FARKASLYUK, Hungary (Reuters) - For 20 years, Jozsef Bari used to drive his bulldozer out onto the spoil bank every day, leveling and smoothing the spoil from a nearby coal mine in this remote northeast corner of Hungary.

On Thursday he went there on foot, pushing a wheelbarrow, in search of coal. He rose early, dressed warmly and loaded the barrow with a pick-axe, a shovel and a tough sack.

As the winter sun rose above the horizon, he climbed the 30-metre high mound of spoil in the bone-chilling cold, his wheelbarrow bumping and squeaking on the frozen, snow-covered ground.

"Without this coal here, many people would freeze to death," said Bari, a Roma and father of three. "This way, you dig from dawn to dusk, and if you're lucky you can take home a wheelbarrow or two full of coal ... It's a miserable way to get by."

Hidden in a dead-end valley in the mountains near the Slovakian border, the mine where Bari once worked closed down nearly 20 years ago, plunging most local residents - many of them Roma - into dire poverty and long-term unemployment.

In this region, as in the rest of Hungary, the dismantling of Communist-era heavy industry had the greatest impact on the local Roma: they were laid off by the thousand, and most of them were never able to find another steady job.

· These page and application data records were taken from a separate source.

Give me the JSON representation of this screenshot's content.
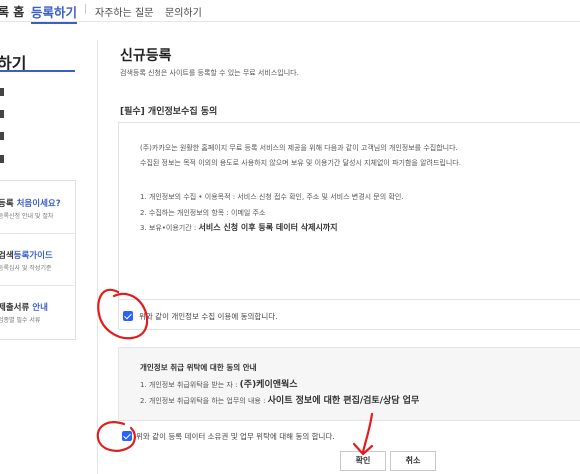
{
  "topnav": {
    "home": "록 홈",
    "register": "등록하기",
    "faq": "자주하는 질문",
    "inquiry": "문의하기"
  },
  "sidebar": {
    "title": "하기",
    "box": [
      {
        "title_blue": "처음이세요?",
        "title_pre": "등록 ",
        "sub": "등록신청 안내 및 절차"
      },
      {
        "title_pre": "검색",
        "title_blue": "등록가이드",
        "sub": "등록심사 및 작성기준"
      },
      {
        "title_pre": "제출서류 ",
        "title_blue": "안내",
        "sub": "업종별 필수 서류"
      }
    ]
  },
  "main": {
    "title": "신규등록",
    "description": "검색등록 신청은 사이트를 등록할 수 있는 무료 서비스입니다.",
    "section_title": "[필수] 개인정보수집 동의",
    "privacy": {
      "intro1": "(주)카카오는 원활한 홈페이지 무료 등록 서비스의 제공을 위해 다음과 같이 고객님의 개인정보를 수집합니다.",
      "intro2": "수집된 정보는 목적 이외의 용도로 사용하지 않으며 보유 및 이용기간 달성시 지체없이 파기함을 알려드립니다.",
      "item1": "1. 개인정보의 수집 • 이용목적 : 서비스 신청 접수 확인,  주소 및 서비스 변경시 문의 확인.",
      "item2": "2. 수집하는 개인정보의 항목 : 이메일 주소",
      "item3_pre": "3. 보유•이용기간 : ",
      "item3_big": "서비스 신청 이후 등록 데이터 삭제시까지"
    },
    "agree1": "위와 같이 개인정보 수집 이용에 동의합니다.",
    "consign": {
      "heading": "개인정보 취급 위탁에 대한 동의 안내",
      "line1_pre": "1. 개인정보 취급위탁을 받는 자 : ",
      "line1_big": "(주)케이앤웍스",
      "line2_pre": "2. 개인정보 취급위탁을 하는 업무의 내용 : ",
      "line2_big": "사이트 정보에 대한 편집/검토/상담 업무"
    },
    "agree2": "위와 같이 등록 데이터 소유권 및 업무 위탁에 대해 동의 합니다.",
    "confirm": "확인",
    "cancel": "취소"
  },
  "colors": {
    "accent": "#3b5fc4",
    "checkbox": "#2962ff",
    "annotation": "#e11d1d"
  }
}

The government tightened unemployment regulations last year, cutting the available benefits and tying them to the little available public work, which often left the jobless even poorer than they had been.

Winters are especially tough, with many Roma foraging for anything flammable to burn in heaters and stoves.   Continued...

 
<p>Jozsef Bari, 52, digs for coal by hand from a spoil bank next to a defunct coal mine near Farkaslyuk (200 km northeast of Budapest) February 2, 2012. Bari and many others from Farkaslyuk, a town stricken hard by unemployment and dire poverty, keep warm during freezing temperatures of -17 degrees Celsius with the coal. The spoil bank is owned by a private company, which turns a blind eye on the theft so as to spare the coal diggers from the cold. REUTERS/Laszlo Balogh</p>